The Tomato

What an absolute madman. Photo: Jaclyn McRae-Sadik.

It’s un-presidented, to say the least

Following accusations by the SFUO’s former president that the Tomato is fake news, an exclusive story is being released to prove just the opposite. The Tomato has learned and will share the identity of “Page Runner” for the Beloved SFUO Overlords Meme Page. Unlike the failing Fulcrum, who didn’t give students the whole story, the Tomato continues to go all the way for students in these important matters. After all, the Tomato takes its memes very seriously.

The so-called “Page Runner” found in the Fulcrum’s latest feature, is none other than U of O president, Jacques Frémont. Frémont supposedly runs the page as a hobby of sorts and can frequently be found chuckling at his own memes at Board of Governors meetings.

The announcement that the university would terminate the SFUO’s contract was followed by an increase in Frémont-related memes. These were supposed to be taken as hints, according to the president and memelord. For example, the change in the page’s profile picture to one of Frémont depicted as a Saint.

“I actually had it framed and put up with all the other president’s portraits in Tabaret, but nobody seemed to notice,” sighed Frémont. “They say artistic geniuses are never recognized in their time, I guess that’s true for me as well.”

One may wonder why he’s shown such a sudden desire to come forward.
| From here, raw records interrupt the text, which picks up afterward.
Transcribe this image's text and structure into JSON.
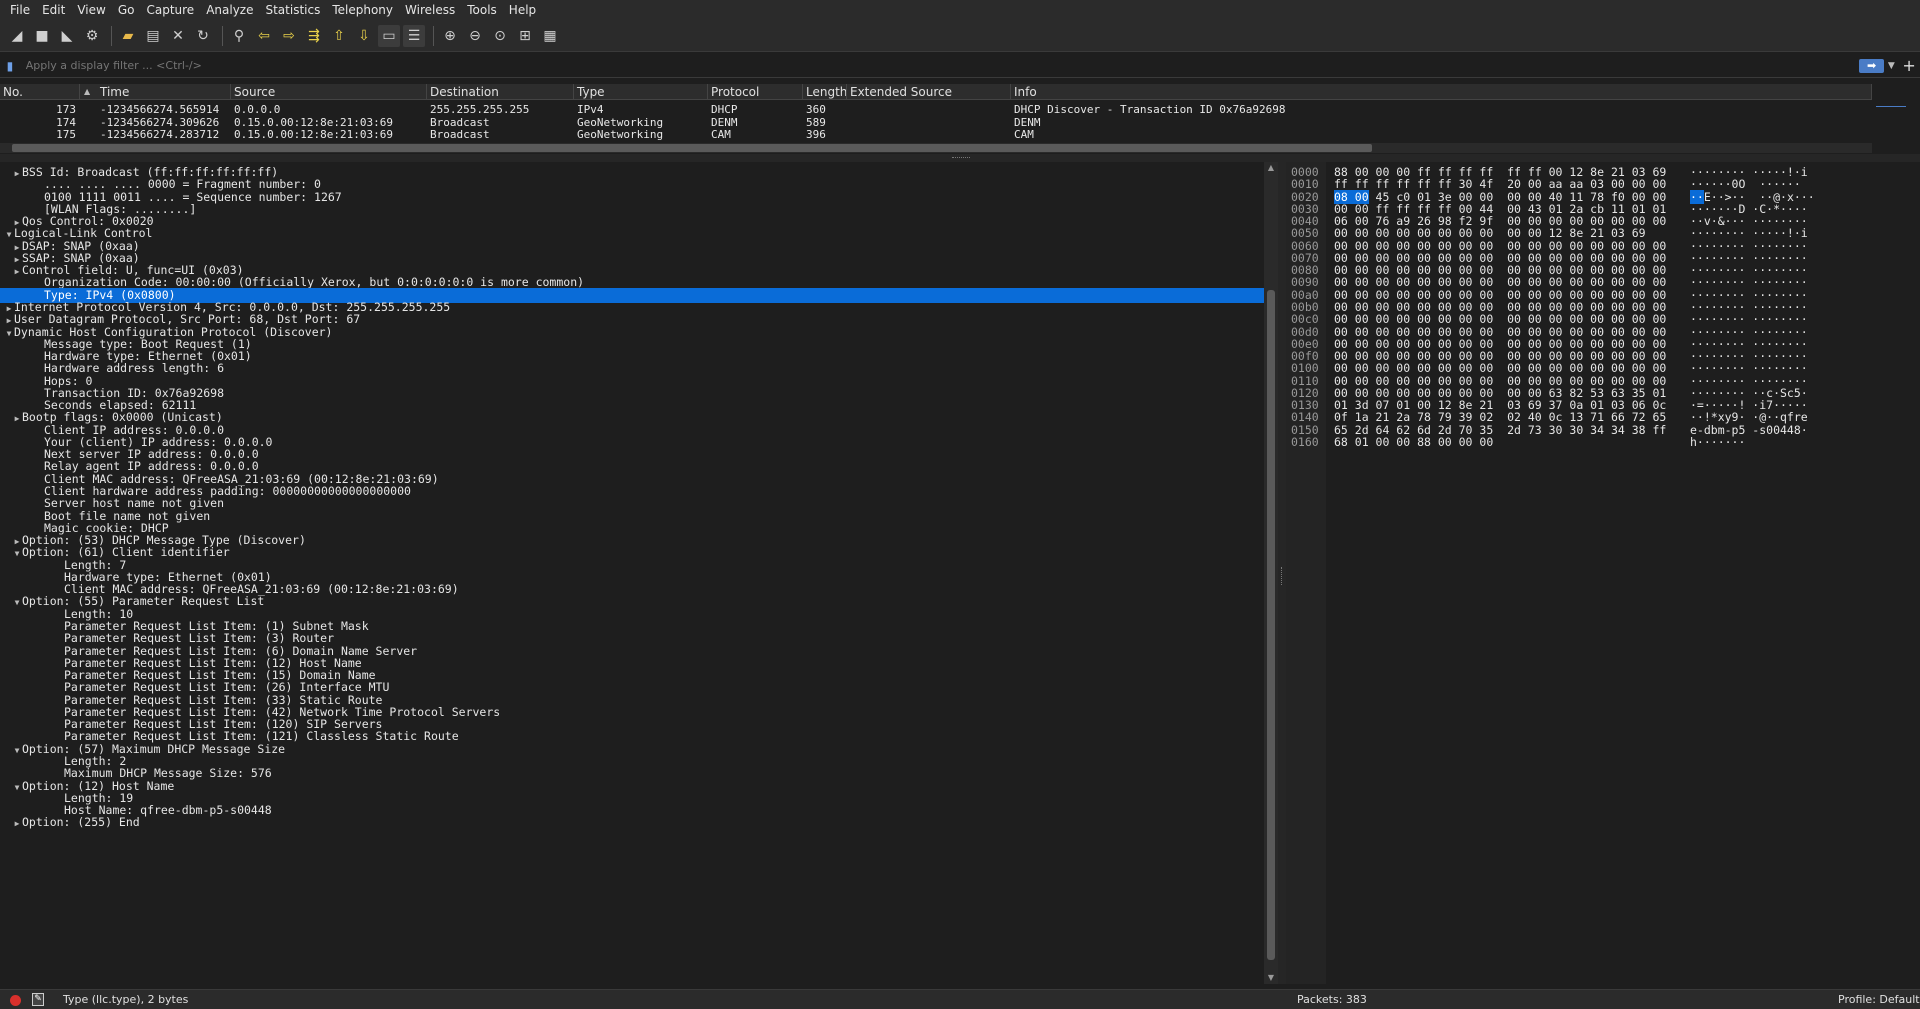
{
  "menu": [
    "File",
    "Edit",
    "View",
    "Go",
    "Capture",
    "Analyze",
    "Statistics",
    "Telephony",
    "Wireless",
    "Tools",
    "Help"
  ],
  "toolbar_icons": [
    "start-capture-icon",
    "stop-capture-icon",
    "restart-capture-icon",
    "capture-options-icon",
    "open-file-icon",
    "save-file-icon",
    "close-file-icon",
    "reload-file-icon",
    "find-packet-icon",
    "go-back-icon",
    "go-forward-icon",
    "go-to-packet-icon",
    "go-first-icon",
    "go-last-icon",
    "autoscroll-icon",
    "colorize-icon",
    "zoom-in-icon",
    "zoom-out-icon",
    "zoom-normal-icon",
    "resize-columns-icon",
    "layout-icon"
  ],
  "filter": {
    "placeholder": "Apply a display filter ... <Ctrl-/>"
  },
  "packet_list": {
    "columns": [
      "No.",
      "Time",
      "Source",
      "Destination",
      "Type",
      "Protocol",
      "Length",
      "Extended Source",
      "Info"
    ],
    "rows": [
      {
        "no": "173",
        "time": "-1234566274.565914",
        "source": "0.0.0.0",
        "destination": "255.255.255.255",
        "type": "IPv4",
        "protocol": "DHCP",
        "length": "360",
        "ext_source": "",
        "info": "DHCP Discover - Transaction ID 0x76a92698"
      },
      {
        "no": "174",
        "time": "-1234566274.309626",
        "source": "0.15.0.00:12:8e:21:03:69",
        "destination": "Broadcast",
        "type": "GeoNetworking",
        "protocol": "DENM",
        "length": "589",
        "ext_source": "",
        "info": "DENM"
      },
      {
        "no": "175",
        "time": "-1234566274.283712",
        "source": "0.15.0.00:12:8e:21:03:69",
        "destination": "Broadcast",
        "type": "GeoNetworking",
        "protocol": "CAM",
        "length": "396",
        "ext_source": "",
        "info": "CAM"
      }
    ]
  },
  "tree": [
    {
      "indent": 1,
      "arrow": "collapsed",
      "text": "BSS Id: Broadcast (ff:ff:ff:ff:ff:ff)"
    },
    {
      "indent": 2,
      "arrow": "",
      "text": ".... .... .... 0000 = Fragment number: 0"
    },
    {
      "indent": 2,
      "arrow": "",
      "text": "0100 1111 0011 .... = Sequence number: 1267"
    },
    {
      "indent": 2,
      "arrow": "",
      "text": "[WLAN Flags: ........]"
    },
    {
      "indent": 1,
      "arrow": "collapsed",
      "text": "Qos Control: 0x0020"
    },
    {
      "indent": 0,
      "arrow": "expanded",
      "text": "Logical-Link Control"
    },
    {
      "indent": 1,
      "arrow": "collapsed",
      "text": "DSAP: SNAP (0xaa)"
    },
    {
      "indent": 1,
      "arrow": "collapsed",
      "text": "SSAP: SNAP (0xaa)"
    },
    {
      "indent": 1,
      "arrow": "collapsed",
      "text": "Control field: U, func=UI (0x03)"
    },
    {
      "indent": 2,
      "arrow": "",
      "text": "Organization Code: 00:00:00 (Officially Xerox, but 0:0:0:0:0:0 is more common)"
    },
    {
      "indent": 2,
      "arrow": "",
      "text": "Type: IPv4 (0x0800)",
      "selected": true
    },
    {
      "indent": 0,
      "arrow": "collapsed",
      "text": "Internet Protocol Version 4, Src: 0.0.0.0, Dst: 255.255.255.255"
    },
    {
      "indent": 0,
      "arrow": "collapsed",
      "text": "User Datagram Protocol, Src Port: 68, Dst Port: 67"
    },
    {
      "indent": 0,
      "arrow": "expanded",
      "text": "Dynamic Host Configuration Protocol (Discover)"
    },
    {
      "indent": 2,
      "arrow": "",
      "text": "Message type: Boot Request (1)"
    },
    {
      "indent": 2,
      "arrow": "",
      "text": "Hardware type: Ethernet (0x01)"
    },
    {
      "indent": 2,
      "arrow": "",
      "text": "Hardware address length: 6"
    },
    {
      "indent": 2,
      "arrow": "",
      "text": "Hops: 0"
    },
    {
      "indent": 2,
      "arrow": "",
      "text": "Transaction ID: 0x76a92698"
    },
    {
      "indent": 2,
      "arrow": "",
      "text": "Seconds elapsed: 62111"
    },
    {
      "indent": 1,
      "arrow": "collapsed",
      "text": "Bootp flags: 0x0000 (Unicast)"
    },
    {
      "indent": 2,
      "arrow": "",
      "text": "Client IP address: 0.0.0.0"
    },
    {
      "indent": 2,
      "arrow": "",
      "text": "Your (client) IP address: 0.0.0.0"
    },
    {
      "indent": 2,
      "arrow": "",
      "text": "Next server IP address: 0.0.0.0"
    },
    {
      "indent": 2,
      "arrow": "",
      "text": "Relay agent IP address: 0.0.0.0"
    },
    {
      "indent": 2,
      "arrow": "",
      "text": "Client MAC address: QFreeASA_21:03:69 (00:12:8e:21:03:69)"
    },
    {
      "indent": 2,
      "arrow": "",
      "text": "Client hardware address padding: 00000000000000000000"
    },
    {
      "indent": 2,
      "arrow": "",
      "text": "Server host name not given"
    },
    {
      "indent": 2,
      "arrow": "",
      "text": "Boot file name not given"
    },
    {
      "indent": 2,
      "arrow": "",
      "text": "Magic cookie: DHCP"
    },
    {
      "indent": 1,
      "arrow": "collapsed",
      "text": "Option: (53) DHCP Message Type (Discover)"
    },
    {
      "indent": 1,
      "arrow": "expanded",
      "text": "Option: (61) Client identifier"
    },
    {
      "indent": 3,
      "arrow": "",
      "text": "Length: 7"
    },
    {
      "indent": 3,
      "arrow": "",
      "text": "Hardware type: Ethernet (0x01)"
    },
    {
      "indent": 3,
      "arrow": "",
      "text": "Client MAC address: QFreeASA_21:03:69 (00:12:8e:21:03:69)"
    },
    {
      "indent": 1,
      "arrow": "expanded",
      "text": "Option: (55) Parameter Request List"
    },
    {
      "indent": 3,
      "arrow": "",
      "text": "Length: 10"
    },
    {
      "indent": 3,
      "arrow": "",
      "text": "Parameter Request List Item: (1) Subnet Mask"
    },
    {
      "indent": 3,
      "arrow": "",
      "text": "Parameter Request List Item: (3) Router"
    },
    {
      "indent": 3,
      "arrow": "",
      "text": "Parameter Request List Item: (6) Domain Name Server"
    },
    {
      "indent": 3,
      "arrow": "",
      "text": "Parameter Request List Item: (12) Host Name"
    },
    {
      "indent": 3,
      "arrow": "",
      "text": "Parameter Request List Item: (15) Domain Name"
    },
    {
      "indent": 3,
      "arrow": "",
      "text": "Parameter Request List Item: (26) Interface MTU"
    },
    {
      "indent": 3,
      "arrow": "",
      "text": "Parameter Request List Item: (33) Static Route"
    },
    {
      "indent": 3,
      "arrow": "",
      "text": "Parameter Request List Item: (42) Network Time Protocol Servers"
    },
    {
      "indent": 3,
      "arrow": "",
      "text": "Parameter Request List Item: (120) SIP Servers"
    },
    {
      "indent": 3,
      "arrow": "",
      "text": "Parameter Request List Item: (121) Classless Static Route"
    },
    {
      "indent": 1,
      "arrow": "expanded",
      "text": "Option: (57) Maximum DHCP Message Size"
    },
    {
      "indent": 3,
      "arrow": "",
      "text": "Length: 2"
    },
    {
      "indent": 3,
      "arrow": "",
      "text": "Maximum DHCP Message Size: 576"
    },
    {
      "indent": 1,
      "arrow": "expanded",
      "text": "Option: (12) Host Name"
    },
    {
      "indent": 3,
      "arrow": "",
      "text": "Length: 19"
    },
    {
      "indent": 3,
      "arrow": "",
      "text": "Host Name: qfree-dbm-p5-s00448"
    },
    {
      "indent": 1,
      "arrow": "collapsed",
      "text": "Option: (255) End"
    }
  ],
  "bytes": [
    {
      "off": "0000",
      "hex": "88 00 00 00 ff ff ff ff  ff ff 00 12 8e 21 03 69",
      "ascii": "········ ·····!·i"
    },
    {
      "off": "0010",
      "hex": "ff ff ff ff ff ff 30 4f  20 00 aa aa 03 00 00 00",
      "ascii": "······0O  ······"
    },
    {
      "off": "0020",
      "hex_pre": "",
      "hex_hl": "08 00",
      "hex_post": " 45 c0 01 3e 00 00  00 00 40 11 78 f0 00 00",
      "ascii_hl": "··",
      "ascii_post": "E··>··  ··@·x···"
    },
    {
      "off": "0030",
      "hex": "00 00 ff ff ff ff 00 44  00 43 01 2a cb 11 01 01",
      "ascii": "·······D ·C·*····"
    },
    {
      "off": "0040",
      "hex": "06 00 76 a9 26 98 f2 9f  00 00 00 00 00 00 00 00",
      "ascii": "··v·&··· ········"
    },
    {
      "off": "0050",
      "hex": "00 00 00 00 00 00 00 00  00 00 12 8e 21 03 69",
      "ascii": "········ ·····!·i"
    },
    {
      "off": "0060",
      "hex": "00 00 00 00 00 00 00 00  00 00 00 00 00 00 00 00",
      "ascii": "········ ········"
    },
    {
      "off": "0070",
      "hex": "00 00 00 00 00 00 00 00  00 00 00 00 00 00 00 00",
      "ascii": "········ ········"
    },
    {
      "off": "0080",
      "hex": "00 00 00 00 00 00 00 00  00 00 00 00 00 00 00 00",
      "ascii": "········ ········"
    },
    {
      "off": "0090",
      "hex": "00 00 00 00 00 00 00 00  00 00 00 00 00 00 00 00",
      "ascii": "········ ········"
    },
    {
      "off": "00a0",
      "hex": "00 00 00 00 00 00 00 00  00 00 00 00 00 00 00 00",
      "ascii": "········ ········"
    },
    {
      "off": "00b0",
      "hex": "00 00 00 00 00 00 00 00  00 00 00 00 00 00 00 00",
      "ascii": "········ ········"
    },
    {
      "off": "00c0",
      "hex": "00 00 00 00 00 00 00 00  00 00 00 00 00 00 00 00",
      "ascii": "········ ········"
    },
    {
      "off": "00d0",
      "hex": "00 00 00 00 00 00 00 00  00 00 00 00 00 00 00 00",
      "ascii": "········ ········"
    },
    {
      "off": "00e0",
      "hex": "00 00 00 00 00 00 00 00  00 00 00 00 00 00 00 00",
      "ascii": "········ ········"
    },
    {
      "off": "00f0",
      "hex": "00 00 00 00 00 00 00 00  00 00 00 00 00 00 00 00",
      "ascii": "········ ········"
    },
    {
      "off": "0100",
      "hex": "00 00 00 00 00 00 00 00  00 00 00 00 00 00 00 00",
      "ascii": "········ ········"
    },
    {
      "off": "0110",
      "hex": "00 00 00 00 00 00 00 00  00 00 00 00 00 00 00 00",
      "ascii": "········ ········"
    },
    {
      "off": "0120",
      "hex": "00 00 00 00 00 00 00 00  00 00 63 82 53 63 35 01",
      "ascii": "········ ··c·Sc5·"
    },
    {
      "off": "0130",
      "hex": "01 3d 07 01 00 12 8e 21  03 69 37 0a 01 03 06 0c",
      "ascii": "·=·····! ·i7·····"
    },
    {
      "off": "0140",
      "hex": "0f 1a 21 2a 78 79 39 02  02 40 0c 13 71 66 72 65",
      "ascii": "··!*xy9· ·@··qfre"
    },
    {
      "off": "0150",
      "hex": "65 2d 64 62 6d 2d 70 35  2d 73 30 30 34 34 38 ff",
      "ascii": "e-dbm-p5 -s00448·"
    },
    {
      "off": "0160",
      "hex": "68 01 00 00 88 00 00 00",
      "ascii": "h·······"
    }
  ],
  "status": {
    "field_text": "Type (llc.type), 2 bytes",
    "packets": "Packets: 383",
    "profile": "Profile: Default"
  },
  "colors": {
    "selection": "#0a6cd8",
    "background": "#1e1e1e"
  }
}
Especially when he adamantly opposed revealing his identity in the feature interview, claiming he didn’t want to take credit for other people’s work.

“I’m sick and tired of having to pretend like I’m even considering letting the SFUO back into power. When I interact with them in person, I have to be polite. With the meme page, I can express what I really feel,” admits Frémont. “After the PwC audit results came back, and we decided to hold a referendum for a new union, I realized that it was out of our hands, and I could finally end the charade.

Frémont also thinks that through coming forward, it shows transparency students aren’t used to seeing in their government. “I want students to know that I trust them and that I can be trusted in turn. That I hear their frustrations, I share their memes. I hope students will feel more comfortable approaching me with their meme ideas. I’m happy I can connect with students in this new and exciting way.”

Frémont plans on running the SFUO meme page until the referendum held in early 2019, at which point the meme page will be transformed to hold whichever student union that gets elected accountable.